ACHP released its newest report, Ensuring Safe and Appropriate Prescription Drug Use, on Tuesday before a standing-room only crowd of reporters and experts from a wide variety of stakeholder organizations at the National Press Club in Washington, D.C.
Prescription drug misuse, particularly of opioid painkillers, is a growing public health problem, with opioid overdose deaths tripling over the past decade and the number of opioid prescriptions doubling during this same time period to over 200 million a year.
ACHP President and CEO Patricia Smith and an expert panel comprising physicians from three ACHP member health plans discussed strategies to engage providers, patients, pharmacists, community-based organizations and public agencies to address opioid misuse and fielded questions from the audience.
“Opioids are highly potent, controlled medications that relieve pain. Patients deserve the best quality care to help alleviate their pain and enable them to address their underlying health conditions. But the powerful drugs now available to us create a real challenge in balancing that care with the need to guard against the damage misuse can inflict. In particular, there is great concern about the use of very high doses of prescription painkillers. The nation’s leading health plans see this problem in their own communities and are taking action to protect patients from both pain and the danger of misuse of opiates. Today the Alliance of Community Health Plans is releasing a report that profiles the important work being done across the country by our members.”
– Patricia Smith, President and CEO, Alliance of Community Health Plans
“One of the things I want to highlight as a physician: You know we take a Hippocratic Oath. And our job is really to try to help relieve pain and suffering—but also to do no harm. I’m fortunate to be part of an organization, Kaiser Permanente, that is the largest integrated not-for-profit health care system in the United States that brings together physicians, pharmacists, hospitals, and health plans to focus on quality improvement.
Coming from Kaiser Permanente in Southern California—we’re the largest region of Kaiser Permanente; we have 3.5 million members and I work with more than 5000 physicians, and this issue has caught their attention.
A lot of the work that I’m going to describe to you really has been physician driven. We want to be part of the solution, not part of the problem.”
–Joel Hyatt, M.D., Assistant Medical Director, Regional Quality and Clinical Analysis, Kaiser Permanente, Los Angeles, California
“In 2010…Group Health achieved system-wide consensus on an updated guideline and made it into a working document. Physicians, care team members and researchers worked to develop common approaches to patient-centered care. We implemented standard practices, protocols and educational tools to provide consistent systematic care and improve safety in all of our twenty-five clinics.
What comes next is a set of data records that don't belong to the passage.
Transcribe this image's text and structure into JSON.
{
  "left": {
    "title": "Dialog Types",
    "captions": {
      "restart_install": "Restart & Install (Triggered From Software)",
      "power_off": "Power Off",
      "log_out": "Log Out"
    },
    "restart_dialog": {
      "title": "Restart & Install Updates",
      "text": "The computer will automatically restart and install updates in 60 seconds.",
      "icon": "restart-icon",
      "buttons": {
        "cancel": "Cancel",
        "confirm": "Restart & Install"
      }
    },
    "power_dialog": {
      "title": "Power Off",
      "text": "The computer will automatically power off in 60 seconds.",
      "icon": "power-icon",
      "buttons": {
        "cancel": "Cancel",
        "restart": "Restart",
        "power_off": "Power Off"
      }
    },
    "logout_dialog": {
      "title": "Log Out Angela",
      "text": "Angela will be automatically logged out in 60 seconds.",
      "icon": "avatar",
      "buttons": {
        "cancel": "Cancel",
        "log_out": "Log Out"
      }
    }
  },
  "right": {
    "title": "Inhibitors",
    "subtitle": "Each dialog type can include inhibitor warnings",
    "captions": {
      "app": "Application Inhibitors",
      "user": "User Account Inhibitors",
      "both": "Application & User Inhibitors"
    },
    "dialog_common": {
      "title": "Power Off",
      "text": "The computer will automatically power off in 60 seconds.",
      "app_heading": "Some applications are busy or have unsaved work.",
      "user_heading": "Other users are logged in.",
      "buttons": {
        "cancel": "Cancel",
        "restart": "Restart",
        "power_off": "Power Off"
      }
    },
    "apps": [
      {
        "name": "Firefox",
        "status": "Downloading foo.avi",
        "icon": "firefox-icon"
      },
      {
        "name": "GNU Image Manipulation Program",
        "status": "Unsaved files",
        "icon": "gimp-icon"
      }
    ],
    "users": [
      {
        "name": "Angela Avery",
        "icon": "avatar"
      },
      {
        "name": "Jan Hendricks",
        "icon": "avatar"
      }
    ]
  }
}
Instituting best practices resulted in major improvements in work flow in care and in patient, prescriber and team satisfaction.
We came to a consensus on roles and standard work processes for care team members from medical assistants to consulting nurses, pharmacists and physicians, and provided trainings so the entire team gave the same message. Most primary care physicians completed an online class about chronic pain and opioid prescription…that was funded by a Group Health foundation grant. This improved physician confidence in managing opioids and in managing chronic pain. All patients participate in their chronic pain care. This includes setting functional goals associated with opioid use. The goal in treating chronic pain is improving quality of life…”
–Randi Beck, M.D., Service Line Chief of Physical Medicine and Rehabilitation, Group Health Cooperative, Seattle, Washington
“As part of the new initiative focusing on primary care physicians in collaboration with this work group that I just mentioned, the health plan created an algorithm to identify patients with abnormal opioid utilizations position patterns…Along with these patient lists the health plan provided a comprehensive pain management tool kit which was developed in conjunction with this group of providers.
…The toolkit included information regarding appropriate narcotic prescribing, patient assessments and screening tools for early identification of misuse issues, strategies for acute and chronic pain management, templates for care plan development, patient pain agreements, formulary and drug information and also charts to help providers compare different dosages of analgesic preparations.
The toolkit recommended non-pharmacological treatment when that was appropriate and had initiatives regarding the identification of physical, emotional, psychological, social and also vocational issues that may have been exacerbating the pain symptoms. In the first year of this study and of our program that we put into place, our pain management program had a decrease of about thirteen percent in opioid claims for the members that we targeted for this initiative.
.…[T]hey were starting to see that the costs have slowly started diminishing but what we are seeing is that where the costs are diminishing are in the inpatient and outpatient costs, except for behavior of health, for inpatient behavior health, inpatient substance abuse in detoxification. Also psychology referrals, psychiatric referrals and primary care physician and pain management specialty referrals all had increased and the costs of all those services have gone up.
Overall we think we’re seeing a diminishing cost, because we’re getting better quality treatment for our members.
–Stephen E. Perkins, M.D., Vice President of Medical Affairs, UPMC Health Plan, Pittsburgh, Pennsylvania